Stored dataset items:
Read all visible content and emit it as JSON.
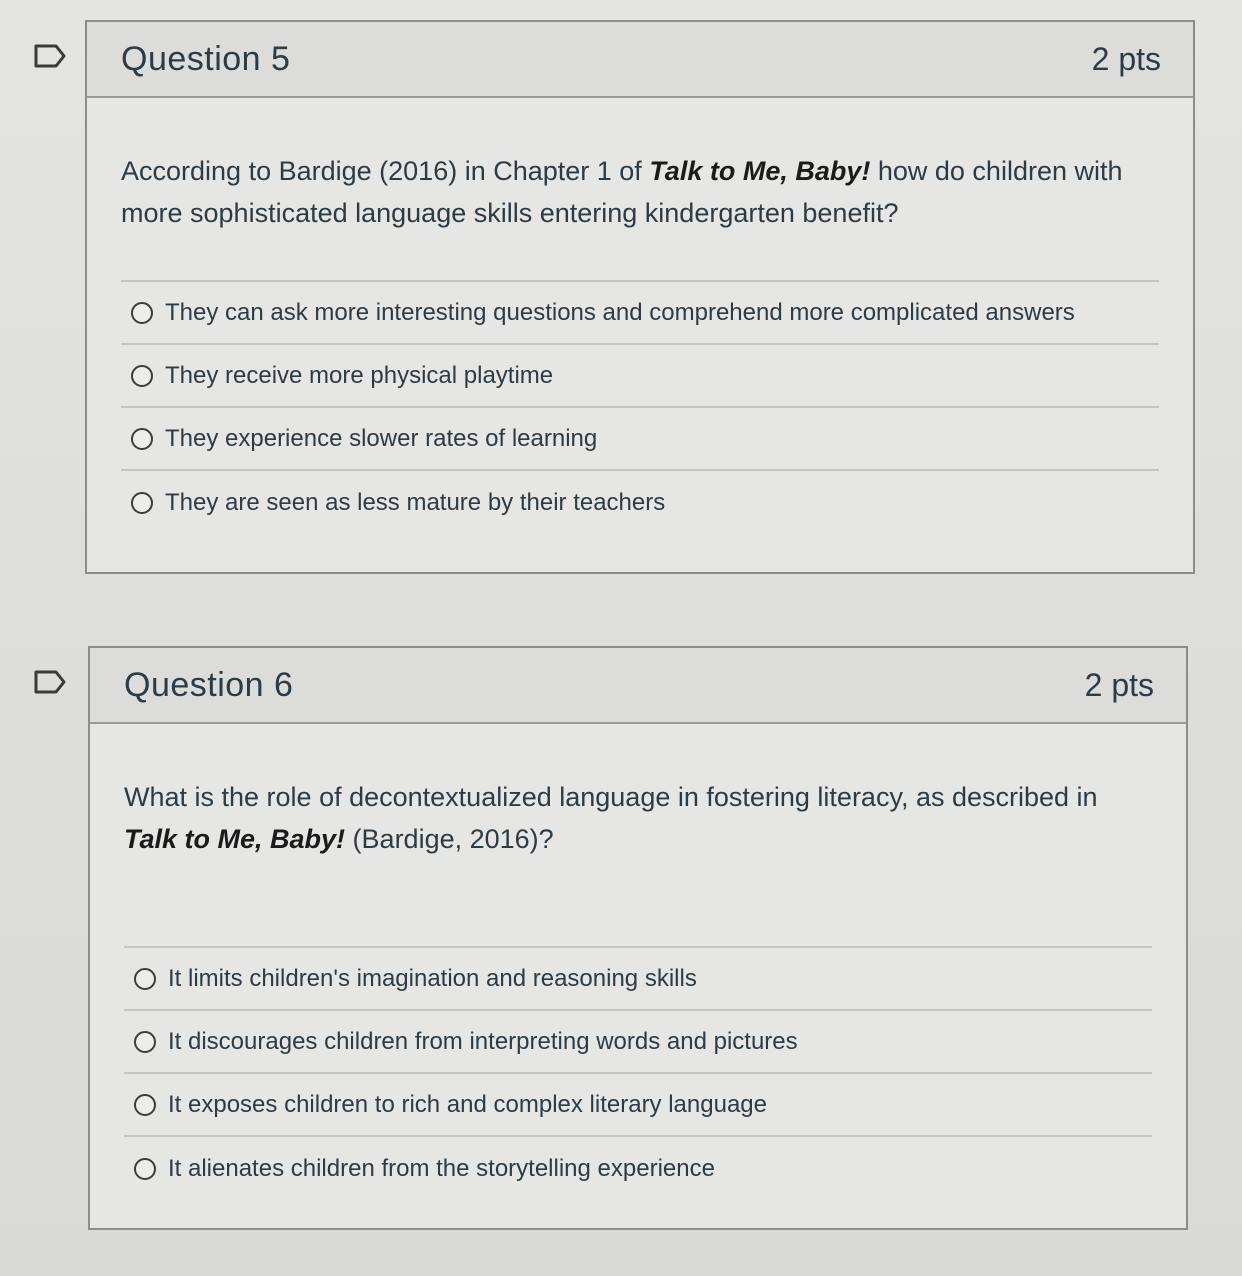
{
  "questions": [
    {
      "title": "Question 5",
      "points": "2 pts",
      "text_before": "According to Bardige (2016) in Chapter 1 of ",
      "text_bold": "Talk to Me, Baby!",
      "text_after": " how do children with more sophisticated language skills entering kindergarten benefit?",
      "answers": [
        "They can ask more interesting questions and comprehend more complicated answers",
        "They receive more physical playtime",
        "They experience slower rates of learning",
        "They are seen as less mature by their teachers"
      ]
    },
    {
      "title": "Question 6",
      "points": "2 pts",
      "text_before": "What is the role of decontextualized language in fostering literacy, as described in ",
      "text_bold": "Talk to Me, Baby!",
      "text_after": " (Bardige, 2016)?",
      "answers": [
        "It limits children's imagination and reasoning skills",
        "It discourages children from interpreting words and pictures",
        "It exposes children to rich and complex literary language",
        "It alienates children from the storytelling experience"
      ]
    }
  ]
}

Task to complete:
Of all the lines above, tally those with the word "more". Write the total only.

Solved problem:
3